• Activity:
Output the listing below, all of it, exactly as given.

── Supplied material

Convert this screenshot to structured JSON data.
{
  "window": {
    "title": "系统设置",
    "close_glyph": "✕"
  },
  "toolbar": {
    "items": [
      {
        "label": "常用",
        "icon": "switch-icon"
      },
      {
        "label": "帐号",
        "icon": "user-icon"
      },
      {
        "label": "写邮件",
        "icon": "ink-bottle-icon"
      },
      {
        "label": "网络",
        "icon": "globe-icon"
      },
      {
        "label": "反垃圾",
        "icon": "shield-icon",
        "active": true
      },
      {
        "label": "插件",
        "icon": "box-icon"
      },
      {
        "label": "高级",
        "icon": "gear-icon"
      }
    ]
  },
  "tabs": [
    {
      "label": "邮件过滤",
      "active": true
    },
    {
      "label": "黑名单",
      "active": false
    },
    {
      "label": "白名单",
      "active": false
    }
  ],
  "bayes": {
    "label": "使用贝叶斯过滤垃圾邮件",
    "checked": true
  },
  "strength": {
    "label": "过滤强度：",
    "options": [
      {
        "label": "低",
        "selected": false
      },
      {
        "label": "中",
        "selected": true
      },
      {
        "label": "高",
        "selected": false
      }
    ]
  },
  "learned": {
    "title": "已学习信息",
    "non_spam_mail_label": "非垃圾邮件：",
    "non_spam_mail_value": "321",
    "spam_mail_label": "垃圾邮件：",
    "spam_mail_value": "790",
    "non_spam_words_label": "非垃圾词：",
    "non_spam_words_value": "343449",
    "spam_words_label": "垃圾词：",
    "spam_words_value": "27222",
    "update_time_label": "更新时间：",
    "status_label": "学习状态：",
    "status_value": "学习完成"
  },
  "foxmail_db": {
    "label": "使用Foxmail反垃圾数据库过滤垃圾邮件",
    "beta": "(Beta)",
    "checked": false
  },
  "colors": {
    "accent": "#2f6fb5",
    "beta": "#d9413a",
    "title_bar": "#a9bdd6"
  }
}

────

• Task answer:
Convert this screenshot to structured JSON data.
{
  "window": {
    "title": "系统设置",
    "close_glyph": "✕"
  },
  "toolbar": {
    "items": [
      {
        "label": "常用",
        "icon": "switch-icon"
      },
      {
        "label": "帐号",
        "icon": "user-icon"
      },
      {
        "label": "写邮件",
        "icon": "ink-bottle-icon"
      },
      {
        "label": "网络",
        "icon": "globe-icon"
      },
      {
        "label": "反垃圾",
        "icon": "shield-icon",
        "active": true
      },
      {
        "label": "插件",
        "icon": "box-icon"
      },
      {
        "label": "高级",
        "icon": "gear-icon"
      }
    ]
  },
  "tabs": [
    {
      "label": "邮件过滤",
      "active": true
    },
    {
      "label": "黑名单",
      "active": false
    },
    {
      "label": "白名单",
      "active": false
    }
  ],
  "bayes": {
    "label": "使用贝叶斯过滤垃圾邮件",
    "checked": true
  },
  "strength": {
    "label": "过滤强度：",
    "options": [
      {
        "label": "低",
        "selected": false
      },
      {
        "label": "中",
        "selected": true
      },
      {
        "label": "高",
        "selected": false
      }
    ]
  },
  "learned": {
    "title": "已学习信息",
    "non_spam_mail_label": "非垃圾邮件：",
    "non_spam_mail_value": "321",
    "spam_mail_label": "垃圾邮件：",
    "spam_mail_value": "790",
    "non_spam_words_label": "非垃圾词：",
    "non_spam_words_value": "343449",
    "spam_words_label": "垃圾词：",
    "spam_words_value": "27222",
    "update_time_label": "更新时间：",
    "status_label": "学习状态：",
    "status_value": "学习完成"
  },
  "foxmail_db": {
    "label": "使用Foxmail反垃圾数据库过滤垃圾邮件",
    "beta": "(Beta)",
    "checked": false
  },
  "colors": {
    "accent": "#2f6fb5",
    "beta": "#d9413a",
    "title_bar": "#a9bdd6"
  }
}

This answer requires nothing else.